Speaking of old pros. There was little to prepare us for what was to come. Maybe it’s a man thing. Maybe it’s the inevitability of middle age, but, as veteran Future Islands front man Sam Herring waited in the green room of David Letterman’s show in 2014, you’d wonder did his agent text him: “You’ve got 5 minutes chief, DONT FUCK THIS UP!”. Whatever. The simplest thing to do as the singer of a journeyman band a dozen years on the go and getting their network television debut, would’ve been to play it safe. And, as Herring appeared on stage dressed like an off-duty Yorkshire vicar, or your friends dad who’s also your geography teacher, expectations of those watching would've been relatively low. But, gloriously eschewing conventional wisdom, Herring swung for the fences in a performance that defies description. He made a good song great, and in an immortal routine that gets better with every watch, would make each and everyone of us want to be better men. “I’ll take all of that you got!” roared Letterman afterwards. In the unlikely event you’ve never seen this, watch it, then watch it again. It’s very energy would stop a deadly virus at your door.
1. Sinead O’Connor: 'Nothing Compares 2 U', on the Late Late Show.
Recency bias? Maybe. Patriotism? Perhaps. But, those who saw it will likely never forget it. I nearly fell out with my friend over this. He liked it, he said, but the vocal was off. Her voice, not what it used to be. Thirty years after she released it. Thirty fuckin years. Michael Collins was dead at 32. Thirty years is a lifetime. When Sinead O'Connor came on to the Late Late stage, wearing a red hijab talking about how she was “as Muslim all my life” , we, as a collective judgmental nation, no doubt unpacked our prepared tut-tutts as we had done with Sinead O’Connor her entire public life. “Sinead is broken,” we’d say, choosing to ignore the words of Eugene O’Neal, that “man is born broken. He lives by mending. The grace of God is glue.” That night, it was O’Connor’s voice and presence and personality that was the glue. And maybe, as a result, we all mended.
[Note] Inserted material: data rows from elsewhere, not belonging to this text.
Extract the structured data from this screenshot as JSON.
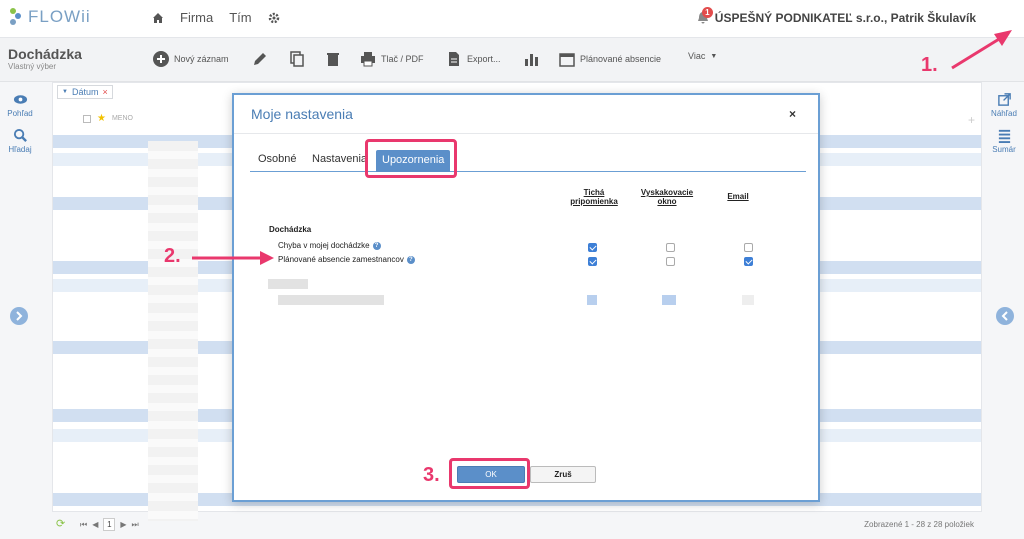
{
  "app": {
    "name": "FLOWii"
  },
  "nav": {
    "items": [
      "Firma",
      "Tím"
    ]
  },
  "header": {
    "company": "ÚSPEŠNÝ PODNIKATEĽ s.r.o., Patrik Škulavík",
    "notification_count": "1"
  },
  "page": {
    "title": "Dochádzka",
    "subtitle": "Vlastný výber"
  },
  "toolbar": {
    "new_record": "Nový záznam",
    "print": "Tlač / PDF",
    "export": "Export...",
    "planned_absences": "Plánované absencie",
    "more": "Viac"
  },
  "leftnav": {
    "view": "Pohľad",
    "search": "Hľadaj"
  },
  "rightnav": {
    "preview": "Náhľad",
    "summary": "Sumár"
  },
  "grid": {
    "filter_chip": "Dátum",
    "name_column": "MENO"
  },
  "footer": {
    "page": "1",
    "count_text": "Zobrazené 1 - 28 z 28 položiek"
  },
  "dialog": {
    "title": "Moje nastavenia",
    "close": "×",
    "tabs": [
      {
        "label": "Osobné",
        "active": false
      },
      {
        "label": "Nastavenia",
        "active": false
      },
      {
        "label": "Upozornenia",
        "active": true
      }
    ],
    "columns": [
      "Tichá\npripomienka",
      "Vyskakovacie\nokno",
      "Email"
    ],
    "section": "Dochádzka",
    "rows": [
      {
        "label": "Chyba v mojej dochádzke",
        "silent": true,
        "popup": false,
        "email": false
      },
      {
        "label": "Plánované absencie zamestnancov",
        "silent": true,
        "popup": false,
        "email": true
      }
    ],
    "ok_label": "OK",
    "cancel_label": "Zruš"
  },
  "annotations": {
    "step1": "1.",
    "step2": "2.",
    "step3": "3."
  },
  "colors": {
    "accent": "#5b8fc9",
    "highlight": "#e9386d"
  }
}
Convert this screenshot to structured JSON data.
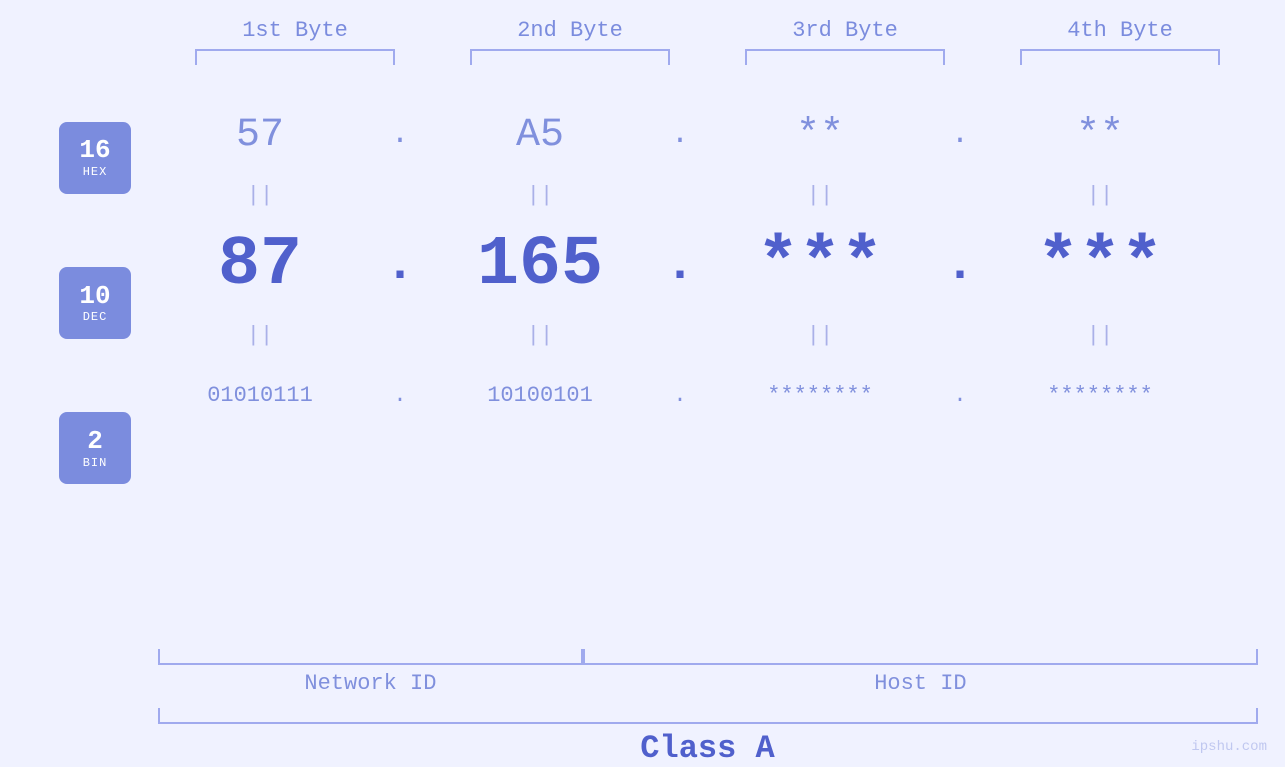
{
  "header": {
    "byte1": "1st Byte",
    "byte2": "2nd Byte",
    "byte3": "3rd Byte",
    "byte4": "4th Byte"
  },
  "badges": [
    {
      "num": "16",
      "sub": "HEX"
    },
    {
      "num": "10",
      "sub": "DEC"
    },
    {
      "num": "2",
      "sub": "BIN"
    }
  ],
  "hex": {
    "b1": "57",
    "b2": "A5",
    "b3": "**",
    "b4": "**",
    "dot": "."
  },
  "dec": {
    "b1": "87",
    "b2": "165",
    "b3": "***",
    "b4": "***",
    "dot": "."
  },
  "bin": {
    "b1": "01010111",
    "b2": "10100101",
    "b3": "********",
    "b4": "********",
    "dot": "."
  },
  "labels": {
    "network_id": "Network ID",
    "host_id": "Host ID",
    "class": "Class A"
  },
  "watermark": "ipshu.com"
}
“I know that living with you baby was sometimes hard, but i’m willing to give it another try,” she sang. Maybe, just maybe, O’Connor was speaking to us. Maybe after 30 years of us using and abusing her talent, it was us she was forgiving. Maybe. My friend was right, of course. Her performance was not perfect. Just like us all. And within that subtle imperfection was all the poetry we needed. What we could agree upon – my friend and I – was the best part; it was't even her voice, or the music, but those last few seconds when she looked into the soul of each and every one of us, eyeballed the camera, smiled and waved. In that moment, she did indeed achieve the unachievable: perfection.